(Brief): From the entries below, gather each line containing the word "title".

(Provided records):
⟨
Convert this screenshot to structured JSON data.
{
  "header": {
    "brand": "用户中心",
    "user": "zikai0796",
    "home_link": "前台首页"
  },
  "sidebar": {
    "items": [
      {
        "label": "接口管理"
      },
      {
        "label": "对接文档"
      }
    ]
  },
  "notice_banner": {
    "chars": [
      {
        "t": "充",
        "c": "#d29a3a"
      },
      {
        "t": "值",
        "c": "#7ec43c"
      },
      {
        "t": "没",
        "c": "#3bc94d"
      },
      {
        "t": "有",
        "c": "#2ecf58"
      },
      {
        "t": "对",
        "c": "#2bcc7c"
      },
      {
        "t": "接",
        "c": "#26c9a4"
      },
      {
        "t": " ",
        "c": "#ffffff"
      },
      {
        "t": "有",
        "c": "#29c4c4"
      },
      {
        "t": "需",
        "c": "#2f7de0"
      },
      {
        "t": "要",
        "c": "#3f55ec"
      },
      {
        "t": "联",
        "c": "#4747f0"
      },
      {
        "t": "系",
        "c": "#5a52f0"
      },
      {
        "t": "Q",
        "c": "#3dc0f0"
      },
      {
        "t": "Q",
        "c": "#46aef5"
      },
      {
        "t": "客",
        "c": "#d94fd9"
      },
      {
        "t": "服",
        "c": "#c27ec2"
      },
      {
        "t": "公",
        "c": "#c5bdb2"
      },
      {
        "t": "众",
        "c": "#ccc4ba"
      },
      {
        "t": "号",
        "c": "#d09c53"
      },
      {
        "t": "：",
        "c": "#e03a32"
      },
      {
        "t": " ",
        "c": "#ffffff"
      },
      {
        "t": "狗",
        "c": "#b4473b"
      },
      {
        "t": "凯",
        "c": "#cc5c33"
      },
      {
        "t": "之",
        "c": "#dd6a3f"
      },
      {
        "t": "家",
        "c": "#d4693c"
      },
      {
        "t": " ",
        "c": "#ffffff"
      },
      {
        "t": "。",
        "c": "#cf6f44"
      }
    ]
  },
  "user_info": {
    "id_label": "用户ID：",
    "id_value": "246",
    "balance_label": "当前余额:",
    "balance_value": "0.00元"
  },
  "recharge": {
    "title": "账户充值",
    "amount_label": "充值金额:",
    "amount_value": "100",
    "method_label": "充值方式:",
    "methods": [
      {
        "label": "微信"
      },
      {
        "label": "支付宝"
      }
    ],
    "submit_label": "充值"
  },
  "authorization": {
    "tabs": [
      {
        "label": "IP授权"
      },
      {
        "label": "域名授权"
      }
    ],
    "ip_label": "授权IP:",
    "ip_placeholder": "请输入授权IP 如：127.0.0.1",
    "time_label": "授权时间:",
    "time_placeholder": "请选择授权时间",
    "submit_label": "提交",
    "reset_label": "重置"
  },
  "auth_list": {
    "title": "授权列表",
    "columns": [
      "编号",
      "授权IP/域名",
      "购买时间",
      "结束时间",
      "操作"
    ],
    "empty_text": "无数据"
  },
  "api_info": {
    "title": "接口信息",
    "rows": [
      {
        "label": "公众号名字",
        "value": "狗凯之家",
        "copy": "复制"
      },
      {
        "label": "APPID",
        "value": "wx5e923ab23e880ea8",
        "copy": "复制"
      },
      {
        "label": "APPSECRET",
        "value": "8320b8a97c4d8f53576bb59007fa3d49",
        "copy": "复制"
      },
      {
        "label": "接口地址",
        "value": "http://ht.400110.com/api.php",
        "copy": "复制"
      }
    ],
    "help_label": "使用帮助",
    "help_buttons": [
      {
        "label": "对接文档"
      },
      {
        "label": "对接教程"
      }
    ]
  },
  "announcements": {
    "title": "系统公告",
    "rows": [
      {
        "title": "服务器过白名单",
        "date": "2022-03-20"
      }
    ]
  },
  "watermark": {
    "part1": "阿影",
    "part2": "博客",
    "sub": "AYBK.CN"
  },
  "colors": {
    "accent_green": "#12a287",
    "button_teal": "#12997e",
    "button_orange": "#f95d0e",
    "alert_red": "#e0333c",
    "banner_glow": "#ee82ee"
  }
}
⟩
(Reply):
    "title": "账户充值",
    "title": "授权列表",
    "title": "接口信息",
    "title": "系统公告",
        "title": "服务器过白名单",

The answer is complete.